Most people agree that women should have a choice as to what happens to their baby. Whether that women is pro-choice or pro-life, they should have a right to choose. Young talks about women who seemed to be more pro-life. He talks about Karissa Haugeberg’s book, Women Against Abortion: Inside the Largest Moral Reform Movement of the Twentieth Century, and how she talks about women who went as far as to try to kill doctors who were giving out abortions. She clarifies that these were very religious women, but nonetheless, they were still very pro-choice (Young 2018). Women who are pro-life is not something that is generally in the media, but it still does occur. On the other side of the argument, Almond talks about Patricia E. Bauer, and her writing about her daughter with Down Syndrome. Bauer new about her daughter’s genetic disorder before she was born, and still decided to have her daughter (Almond 2007). Women who are pro-choice are a lot more common in the media, as it is something you expect most women to be. It should not only be a woman’s choice if they want an abortion or not, but it should also be their choice on what side of the argument they’re on. In the abortion argument every woman should have the right to not only choose the fate of their baby, but also what side they are on.

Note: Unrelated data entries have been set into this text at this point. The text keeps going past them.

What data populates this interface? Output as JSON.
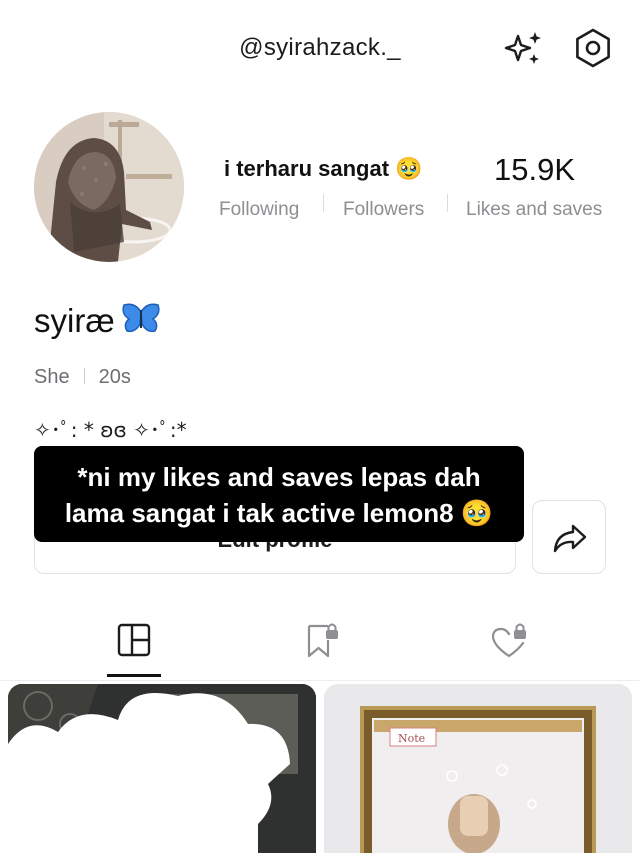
{
  "header": {
    "username": "@syirahzack._"
  },
  "profile": {
    "stats_caption": "i terharu sangat 🥹",
    "likes_saves_value": "15.9K",
    "labels": {
      "following": "Following",
      "followers": "Followers",
      "likes_saves": "Likes and saves"
    },
    "display_name": "syiræ",
    "tags": [
      "She",
      "20s"
    ],
    "bio": "✧･ﾟ: * ʚɞ ✧･ﾟ:*"
  },
  "actions": {
    "edit_profile": "Edit profile"
  },
  "overlay": {
    "line1": "*ni my likes and saves lepas dah",
    "line2": "lama sangat i tak active lemon8 🥹"
  },
  "tabs": [
    {
      "icon": "grid-layout-icon",
      "active": true
    },
    {
      "icon": "bookmark-lock-icon",
      "active": false
    },
    {
      "icon": "heart-lock-icon",
      "active": false
    }
  ],
  "posts": [
    {
      "note_label": ""
    },
    {
      "note_label": "Note"
    }
  ],
  "colors": {
    "text": "#1c1c1e",
    "muted": "#8e8e93",
    "overlay_bg": "#000000",
    "butterfly": "#3d8be8"
  }
}
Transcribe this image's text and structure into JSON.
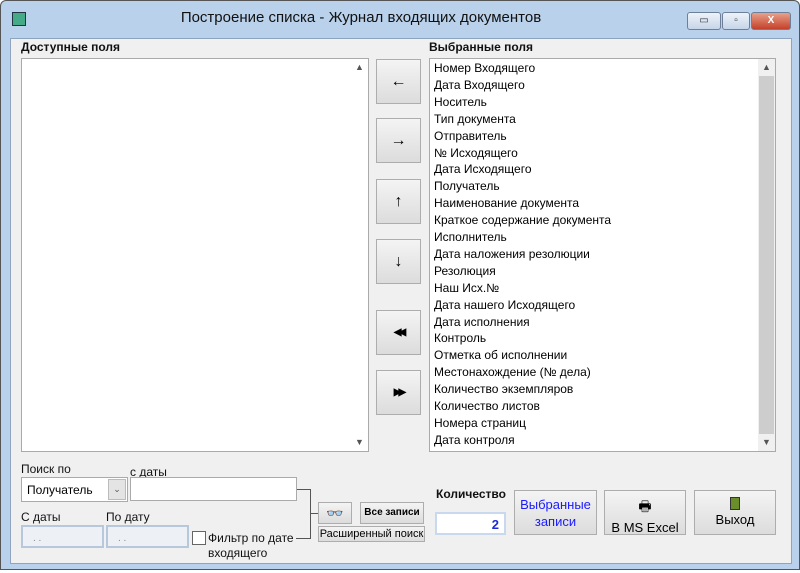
{
  "window": {
    "title": "Построение списка - Журнал входящих документов",
    "minimize": "▭",
    "maximize": "▫",
    "close": "X"
  },
  "available": {
    "label": "Доступные поля",
    "items": []
  },
  "selected": {
    "label": "Выбранные поля",
    "items": [
      "Номер Входящего",
      "Дата Входящего",
      "Носитель",
      "Тип документа",
      "Отправитель",
      "№ Исходящего",
      "Дата Исходящего",
      "Получатель",
      "Наименование документа",
      "Краткое содержание документа",
      "Исполнитель",
      "Дата наложения резолюции",
      "Резолюция",
      "Наш Исх.№",
      "Дата нашего Исходящего",
      "Дата исполнения",
      "Контроль",
      "Отметка об исполнении",
      "Местонахождение (№ дела)",
      "Количество экземпляров",
      "Количество листов",
      "Номера страниц",
      "Дата контроля"
    ]
  },
  "move": {
    "left": "←",
    "right": "→",
    "up": "↑",
    "down": "↓",
    "all_left": "◀◀",
    "all_right": "▶▶"
  },
  "search": {
    "label": "Поиск по",
    "field": "Получатель",
    "from_label": "с даты",
    "value": "",
    "date_from_label": "С даты",
    "date_from": ". .",
    "date_to_label": "По дату",
    "date_to": ". .",
    "filter_label": "Фильтр по дате входящего",
    "all_records": "Все записи",
    "advanced": "Расширенный поиск"
  },
  "count": {
    "label": "Количество",
    "value": "2"
  },
  "buttons": {
    "selected_records": "Выбранные записи",
    "excel": "В MS Excel",
    "exit": "Выход"
  }
}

Due to all the arguments and debates around abortion states have been able to make their own laws based on their states beliefs. This has led to the funding of abortion clinics around the country because the government leans towards more pro-life. If there was less public debate around abortion in the government, or just less debate in general, many f these clinic would not be funded, which would not help women who are seeking an abortion. However, if the debate continues new abotion clinics would open, which would help women seeking an abortion, but not help those who don’t like abortion. Either way, there will still be someone who argues that their side is less fortunate than the other side. A solution to this would be that the government could stop having such public debates and arguments on abortion, but still continue to fund it the same as they ahve previously. This would help those who don’t like abortion to stop seeing it in the media so much, and those who support abortion would still be able to get one if needed. However, this plan is something that we need to work towards, not just something that we can do overnight. This issue should be put in the hands of a responsible person, who sees the benefit in both sides of the abortion agruement.